The UWC (United World Colleges) movement offers a completely unique and incredible opportunity: study the International Baccalaureate program in a small-community setting made up of people from every corner of the world who share a desire to promote peace and a sustainable future. There are a lot of scholarships available to successful applicants to ensure that the most deserving students get to go, regardless of economic background.

The Canadian National Committee is accepting applications until November 15th. Click here to apply!

Please share this information widely with anyone you think may be interested! Get in touch with me if you have any questions! Happy applying!!


Tikona Magic

I spent a night last weekend at the top of a mountain in a 700-year-old stone fort called Tikona. It was built bit-by-bit by multiple dynasties, and used to supervise all the comings and goings of armies through these valleys over the centuries. Eating dinner in a cave in the fort with people from around the world singing songs together… one of the highlights of MUWCI so far.
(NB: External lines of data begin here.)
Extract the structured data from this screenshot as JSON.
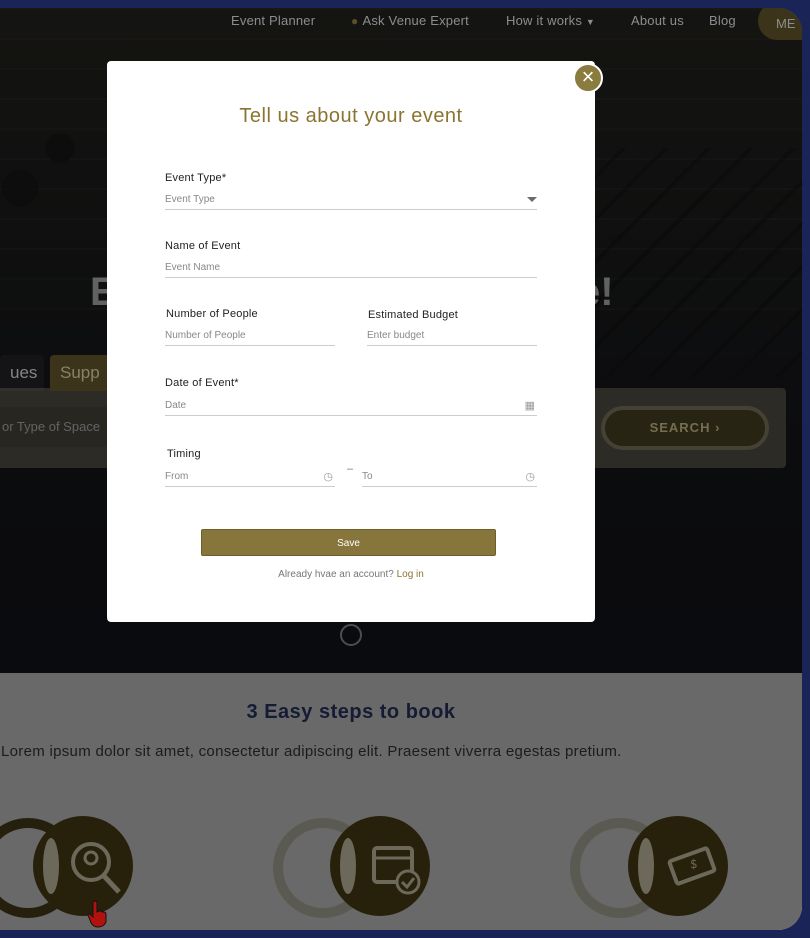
{
  "nav": {
    "items": [
      "Event Planner",
      "Ask Venue Expert",
      "How it works",
      "About us",
      "Blog"
    ],
    "cta": "ME"
  },
  "hero": {
    "title_left": "E",
    "title_right": "e!",
    "tabs": [
      "ues",
      "Supp"
    ],
    "search_placeholder": "or Type of Space",
    "search_button": "SEARCH"
  },
  "steps": {
    "title": "3 Easy steps to book",
    "subtitle": "Lorem ipsum dolor sit amet, consectetur adipiscing elit. Praesent viverra egestas pretium.",
    "icons": [
      "search-location-icon",
      "calendar-check-icon",
      "payment-card-icon"
    ]
  },
  "modal": {
    "title": "Tell us about your event",
    "fields": {
      "event_type": {
        "label": "Event Type*",
        "placeholder": "Event Type"
      },
      "event_name": {
        "label": "Name of Event",
        "placeholder": "Event Name"
      },
      "people": {
        "label": "Number of People",
        "placeholder": "Number of People"
      },
      "budget": {
        "label": "Estimated Budget",
        "placeholder": "Enter budget"
      },
      "date": {
        "label": "Date of Event*",
        "placeholder": "Date"
      },
      "timing": {
        "label": "Timing",
        "from": "From",
        "to": "To",
        "separator": "–"
      }
    },
    "save_label": "Save",
    "login_prompt": "Already hvae an account?",
    "login_link": "Log in"
  },
  "colors": {
    "accent": "#8a7430",
    "button": "#87763c",
    "frame": "#1a2456",
    "heading_blue": "#1f2a4f"
  }
}
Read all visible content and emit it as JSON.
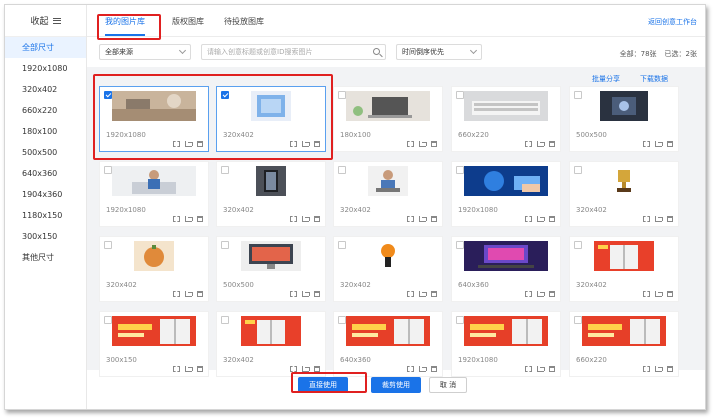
{
  "sidebar": {
    "title": "收起",
    "items": [
      {
        "label": "全部尺寸",
        "active": true
      },
      {
        "label": "1920x1080"
      },
      {
        "label": "320x402"
      },
      {
        "label": "660x220"
      },
      {
        "label": "180x100"
      },
      {
        "label": "500x500"
      },
      {
        "label": "640x360"
      },
      {
        "label": "1904x360"
      },
      {
        "label": "1180x150"
      },
      {
        "label": "300x150"
      },
      {
        "label": "其他尺寸"
      }
    ]
  },
  "tabs": [
    {
      "label": "我的图片库",
      "active": true
    },
    {
      "label": "版权图库"
    },
    {
      "label": "待投放图库"
    }
  ],
  "return_link": "返回创意工作台",
  "filters": {
    "source": "全部来源",
    "search_placeholder": "请输入创意标题或创意ID搜索图片",
    "sort": "时间倒序优先"
  },
  "counts": {
    "total": "全部：78张",
    "selected": "已选：2张"
  },
  "actions": {
    "share": "批量分享",
    "download": "下载数据"
  },
  "cards": [
    {
      "size": "1920x1080",
      "checked": true,
      "thumb": "desk-photo"
    },
    {
      "size": "320x402",
      "checked": true,
      "thumb": "blue-device"
    },
    {
      "size": "180x100",
      "checked": false,
      "thumb": "laptop-desk"
    },
    {
      "size": "660x220",
      "checked": false,
      "thumb": "keyboard"
    },
    {
      "size": "500x500",
      "checked": false,
      "thumb": "dark-device"
    },
    {
      "size": "1920x1080",
      "checked": false,
      "thumb": "man-couch"
    },
    {
      "size": "320x402",
      "checked": false,
      "thumb": "phone-hand"
    },
    {
      "size": "320x402",
      "checked": false,
      "thumb": "man-laptop"
    },
    {
      "size": "1920x1080",
      "checked": false,
      "thumb": "digital-touch"
    },
    {
      "size": "320x402",
      "checked": false,
      "thumb": "trophy"
    },
    {
      "size": "320x402",
      "checked": false,
      "thumb": "pumpkin-bread"
    },
    {
      "size": "500x500",
      "checked": false,
      "thumb": "monitor-display"
    },
    {
      "size": "320x402",
      "checked": false,
      "thumb": "pumpkin-figure"
    },
    {
      "size": "640x360",
      "checked": false,
      "thumb": "gaming-setup"
    },
    {
      "size": "320x402",
      "checked": false,
      "thumb": "fridge-promo"
    },
    {
      "size": "300x150",
      "checked": false,
      "thumb": "fridge-banner"
    },
    {
      "size": "320x402",
      "checked": false,
      "thumb": "fridge-promo"
    },
    {
      "size": "640x360",
      "checked": false,
      "thumb": "fridge-banner"
    },
    {
      "size": "1920x1080",
      "checked": false,
      "thumb": "fridge-banner"
    },
    {
      "size": "660x220",
      "checked": false,
      "thumb": "fridge-banner"
    }
  ],
  "footer": {
    "direct": "直接使用",
    "edit": "裁剪使用",
    "cancel": "取 消"
  },
  "colors": {
    "accent": "#1a73e8",
    "highlight": "#e02020",
    "selected_border": "#5aa0ef"
  }
}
Ultimate Weekend in Pune

You can probably imagine that I was pretty excited when I found out that there’s an ultimate frisbee team at MUWCI. I played ultimate all through high school and I love it, so I was pretty thrilled when my second year Jess told me that she coordinates the team here. The first practice was held literally hours after I arrived here last month in the pouring rain and mud! Some other people have played before back home but many had never heard of the sport until they got here.

The team is called the “MK Highlanders” – meaning the Mulshi-Kolvan Highlanders. The team is not only made up of MUWCI students (we live on a hill, hence Highlanders), but also local teenagers who live in the 2 valleys on either side of us, the Mulshi and Kolvan.
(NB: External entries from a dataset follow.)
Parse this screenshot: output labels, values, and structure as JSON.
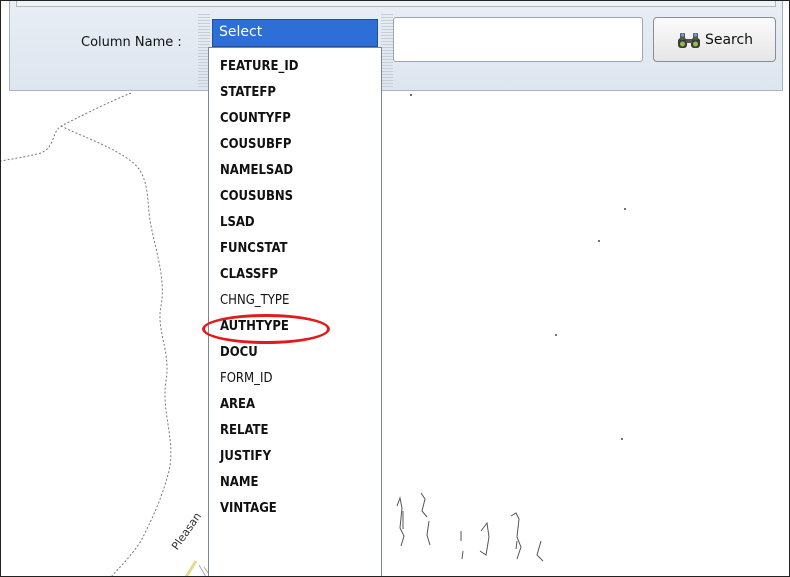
{
  "filter": {
    "column_label": "Column Name :",
    "selected": "Select",
    "search_value": "",
    "search_button_label": "Search"
  },
  "dropdown": {
    "options": [
      "FEATURE_ID",
      "STATEFP",
      "COUNTYFP",
      "COUSUBFP",
      "NAMELSAD",
      "COUSUBNS",
      "LSAD",
      "FUNCSTAT",
      "CLASSFP",
      "CHNG_TYPE",
      "AUTHTYPE",
      "DOCU",
      "FORM_ID",
      "AREA",
      "RELATE",
      "JUSTIFY",
      "NAME",
      "VINTAGE"
    ],
    "highlighted_option": "CHNG_TYPE"
  },
  "map": {
    "road_label": "Pleasan"
  },
  "colors": {
    "selection_blue": "#2d6fd6",
    "highlight_red": "#e21a1a"
  },
  "icons": {
    "search_button": "binoculars-icon"
  }
}
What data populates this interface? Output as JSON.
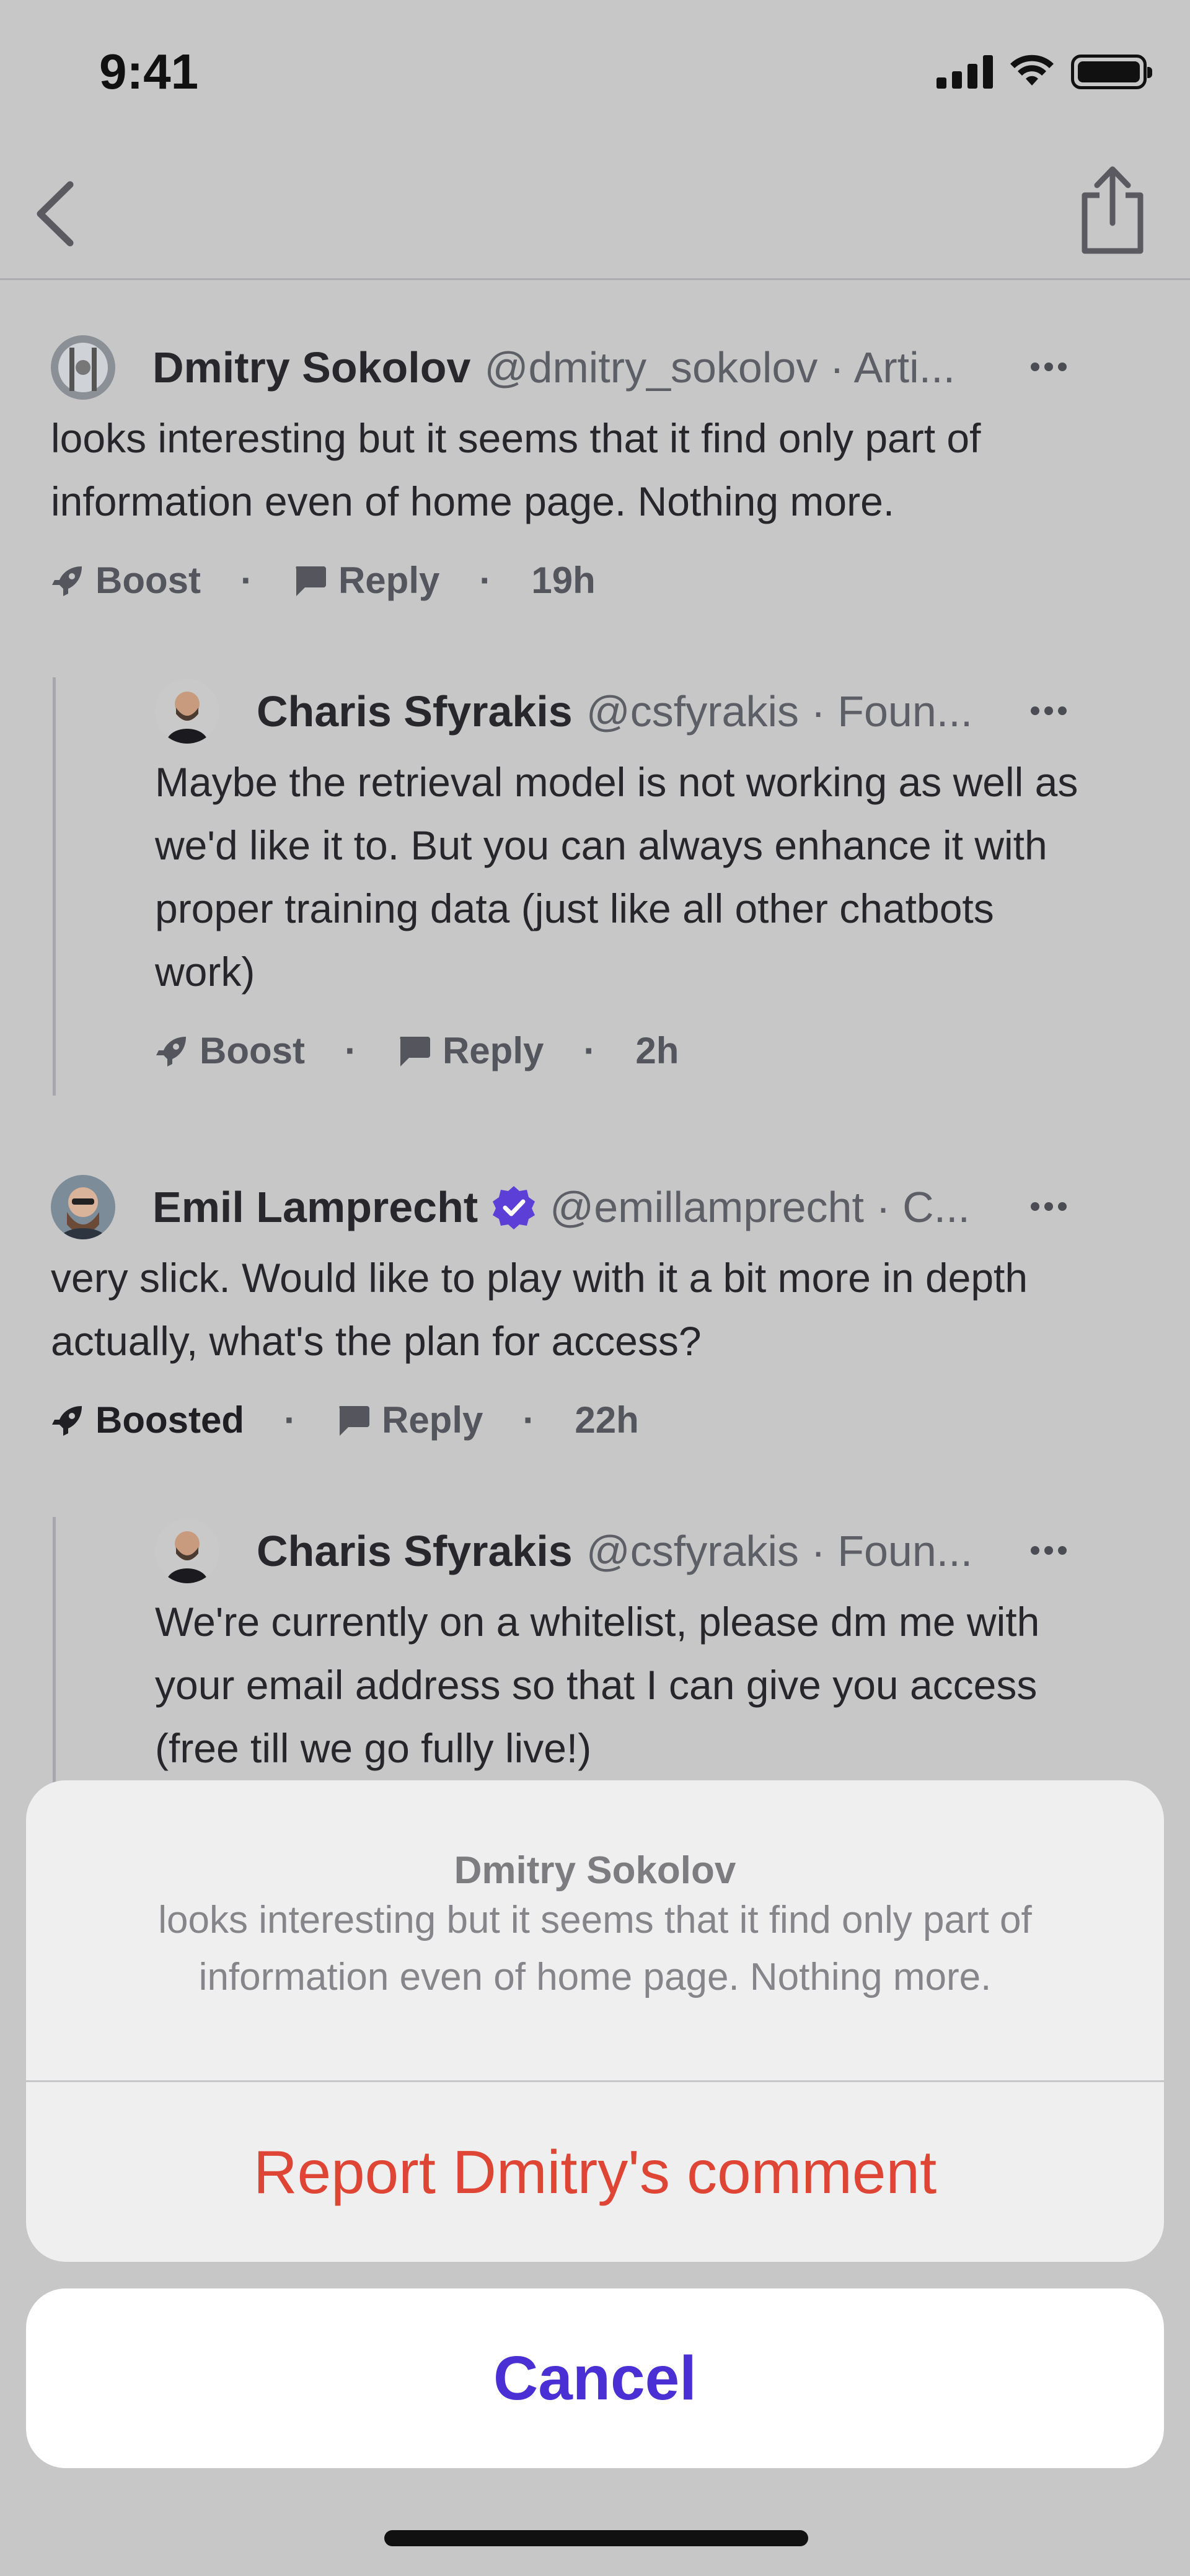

This past weekend, we, the MK Highlanders, brought 2 teams to an Ultimate tournament in Pune. Saturday morning, we left MUWCI at 4:30AM on a bus, drove around the valleys to pick up all the valley players in their villages, then made our way to Pune through the sunrise. We played on some fields at an engineering college that seemed to be on the outskirts of the city. there were 9 teams total – coming from Pune, Mumbai and even as far as Goa (they flew in for the weekend)!
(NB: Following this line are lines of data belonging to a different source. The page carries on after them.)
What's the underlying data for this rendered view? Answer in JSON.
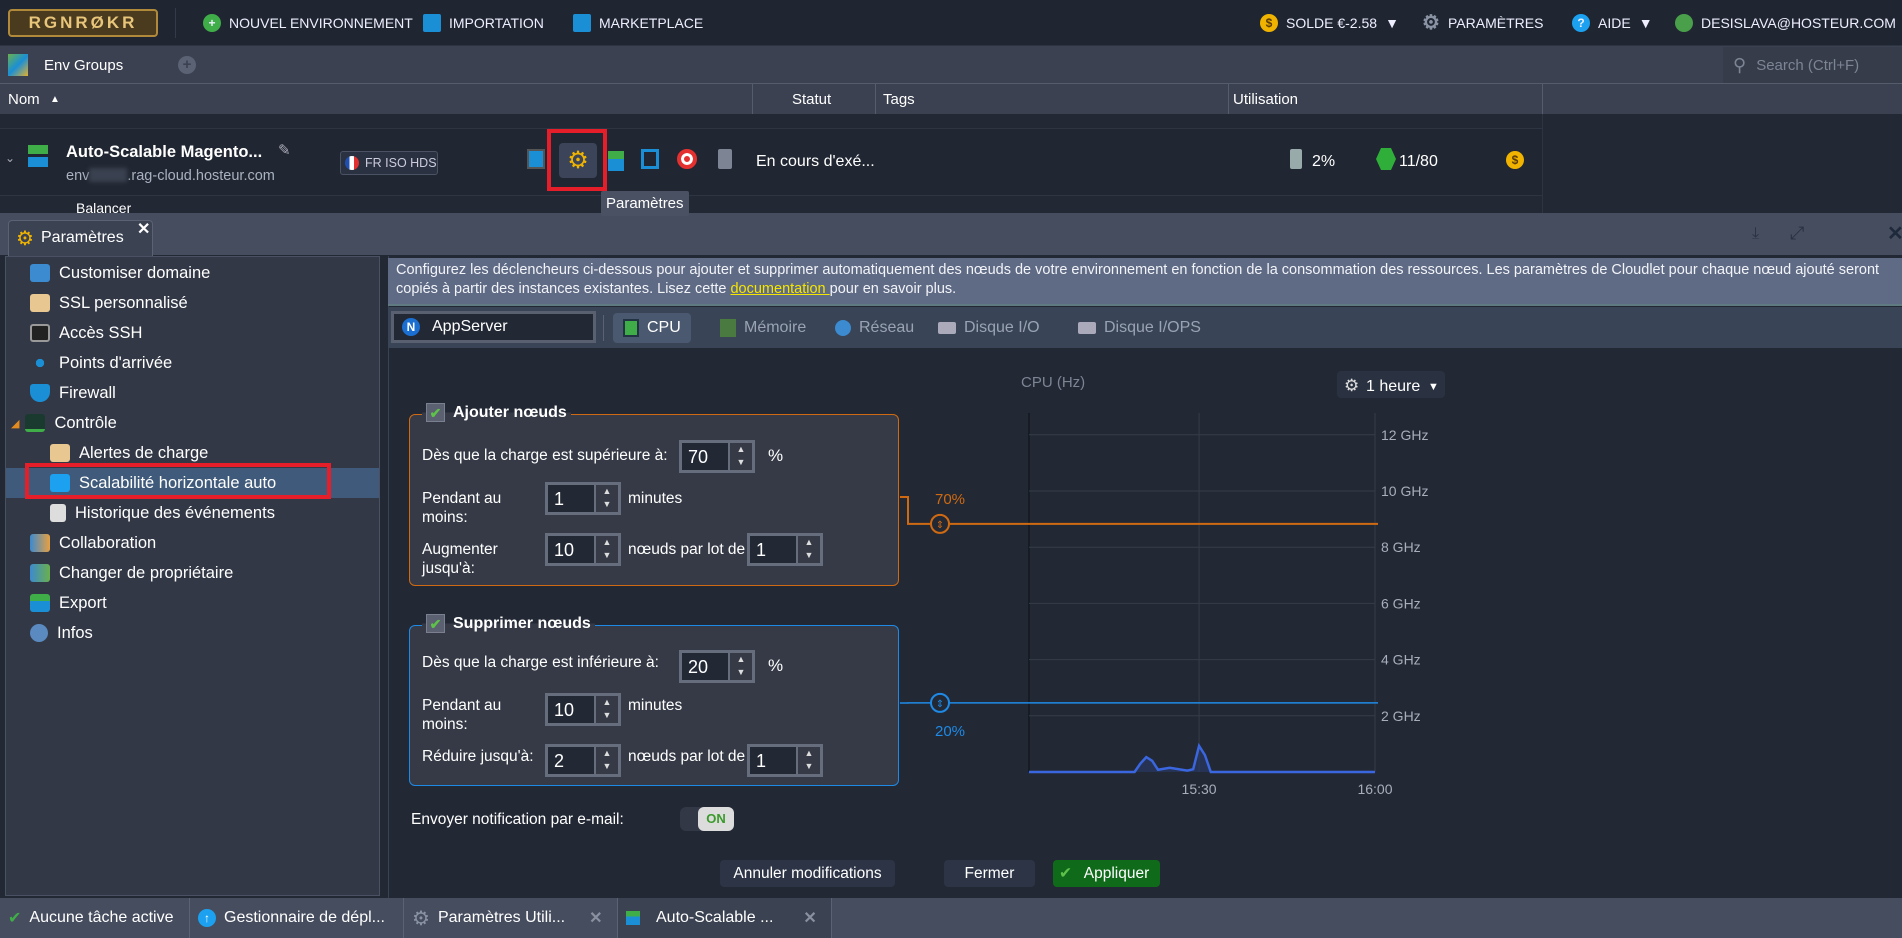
{
  "topbar": {
    "logo": "RGNRØKR",
    "new_env": "NOUVEL ENVIRONNEMENT",
    "import": "IMPORTATION",
    "marketplace": "MARKETPLACE",
    "balance": "SOLDE €-2.58",
    "settings": "PARAMÈTRES",
    "help": "AIDE",
    "user": "DESISLAVA@HOSTEUR.COM"
  },
  "envbar": {
    "group": "Env Groups",
    "search_placeholder": "Search (Ctrl+F)"
  },
  "columns": {
    "name": "Nom",
    "status": "Statut",
    "tags": "Tags",
    "usage": "Utilisation"
  },
  "env": {
    "name": "Auto-Scalable Magento...",
    "domain_prefix": "env",
    "domain_suffix": ".rag-cloud.hosteur.com",
    "region": "FR ISO HDS",
    "status": "En cours d'exé...",
    "disk": "2%",
    "cloudlets": "11/80",
    "sub_node": "Balancer",
    "tooltip": "Paramètres"
  },
  "panel": {
    "tab": "Paramètres"
  },
  "sidebar": {
    "items": [
      {
        "label": "Customiser domaine"
      },
      {
        "label": "SSL personnalisé"
      },
      {
        "label": "Accès SSH"
      },
      {
        "label": "Points d'arrivée"
      },
      {
        "label": "Firewall"
      },
      {
        "label": "Contrôle"
      },
      {
        "label": "Alertes de charge"
      },
      {
        "label": "Scalabilité horizontale auto",
        "selected": true
      },
      {
        "label": "Historique des événements"
      },
      {
        "label": "Collaboration"
      },
      {
        "label": "Changer de propriétaire"
      },
      {
        "label": "Export"
      },
      {
        "label": "Infos"
      }
    ]
  },
  "info": {
    "text1": "Configurez les déclencheurs ci-dessous pour ajouter et supprimer automatiquement des nœuds de votre environnement en fonction de la consommation des ressources. Les paramètres de Cloudlet pour chaque nœud ajouté seront copiés à partir des instances existantes. Lisez cette ",
    "link": "documentation ",
    "text2": "pour en savoir plus."
  },
  "node": "AppServer",
  "tabs": [
    {
      "label": "CPU",
      "active": true
    },
    {
      "label": "Mémoire"
    },
    {
      "label": "Réseau"
    },
    {
      "label": "Disque I/O"
    },
    {
      "label": "Disque I/OPS"
    }
  ],
  "add": {
    "title": "Ajouter nœuds",
    "checked": true,
    "load_label": "Dès que la charge est supérieure à:",
    "load": "70",
    "unit": "%",
    "during_label": "Pendant au moins:",
    "during": "1",
    "minutes": "minutes",
    "limit_label": "Augmenter jusqu'à:",
    "limit": "10",
    "batch_label": "nœuds par lot de",
    "batch": "1"
  },
  "remove": {
    "title": "Supprimer nœuds",
    "checked": true,
    "load_label": "Dès que la charge est inférieure à:",
    "load": "20",
    "unit": "%",
    "during_label": "Pendant au moins:",
    "during": "10",
    "minutes": "minutes",
    "limit_label": "Réduire jusqu'à:",
    "limit": "2",
    "batch_label": "nœuds par lot de",
    "batch": "1"
  },
  "notify": {
    "label": "Envoyer notification par e-mail:",
    "state": "ON"
  },
  "buttons": {
    "cancel": "Annuler modifications",
    "close": "Fermer",
    "apply": "Appliquer"
  },
  "taskbar": [
    {
      "label": "Aucune tâche active"
    },
    {
      "label": "Gestionnaire de dépl..."
    },
    {
      "label": "Paramètres Utili..."
    },
    {
      "label": "Auto-Scalable ..."
    }
  ],
  "colors": {
    "add": "#d06a12",
    "remove": "#1f8ae6",
    "series": "#3a66e0",
    "apply": "#0f6b1a"
  },
  "chart_data": {
    "type": "line",
    "title": "CPU (Hz)",
    "period": "1 heure",
    "ylim": [
      0,
      12.6
    ],
    "yticks": [
      2,
      4,
      6,
      8,
      10,
      12
    ],
    "ytick_labels": [
      "2 GHz",
      "4 GHz",
      "6 GHz",
      "8 GHz",
      "10 GHz",
      "12 GHz"
    ],
    "xticks": [
      "15:30",
      "16:00"
    ],
    "grid": true,
    "thresholds": [
      {
        "label": "70%",
        "value_ghz": 8.83,
        "color": "#d06a12"
      },
      {
        "label": "20%",
        "value_ghz": 2.46,
        "color": "#1f8ae6"
      }
    ],
    "series": [
      {
        "x": [
          "15:01",
          "15:19",
          "15:20",
          "15:21",
          "15:22",
          "15:23",
          "15:25",
          "15:28",
          "15:29",
          "15:30",
          "15:31",
          "15:32",
          "16:00"
        ],
        "y": [
          0,
          0,
          0.3,
          0.53,
          0.4,
          0.08,
          0.15,
          0.05,
          0.1,
          0.93,
          0.6,
          0,
          0
        ]
      }
    ]
  }
}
It was SO FUN! We got crushed in every game but everyone was super spirited and positive and we had a great time together. It was really nice to get to know the players from the valleys because sometimes at MUWCI it’s easy to get comfortable in our little bubble and not get to know people from outside. Even though there was a language barrier and it was difficult to communicate, I really felt like we were able to bond, and I’m excited to see them at practice this afternoon!

Those of you who play ultimate know that the “spirit of the game” is a crucial aspect of it, and the Indian ultimate community is all about the spirit. At the end of each game, we did a “spirit circle” where we all sat in a circle with the other team, talked about the game and gave each other feedback, awarded Most Valuable Player and Most Spirited Player awards, and played games.

We were all expectig it to be pouring rain and cold because it has been monsoon for the past month, but apparently monsoons decided to end last weekend because it was SUPER sunny and blazing hot the entire weekend! We all brought rain jackets and extra socks and clothes, but none of us brought sunscreen cause it had been raining for one month straight and we kind of forgot that the sun existed. Well, we aren’t making that mistake again! The burn lines, blisters, and peeling foreheads are quite a sight!

Similarities to Ultimate tournaments back home:

  • some teams have really funky team jerseys
  • it’s all about the spirit games
  • All of the strategy and game plays are identical to the ones I know from home
  • embarrassing tan lines in general


  • About half of the players wear cleats, and half play barefoot
  • there were no bathrooms so we had to pee in the bushes
  • the food we bought in the cafeteria at the college we played at was SPICYYYYY – I think I sweat more eating my lunch than I did playing in the hot sun!

Looking forward to the next 2 years of playing with the MK Highlanders and playing ultimate in this area!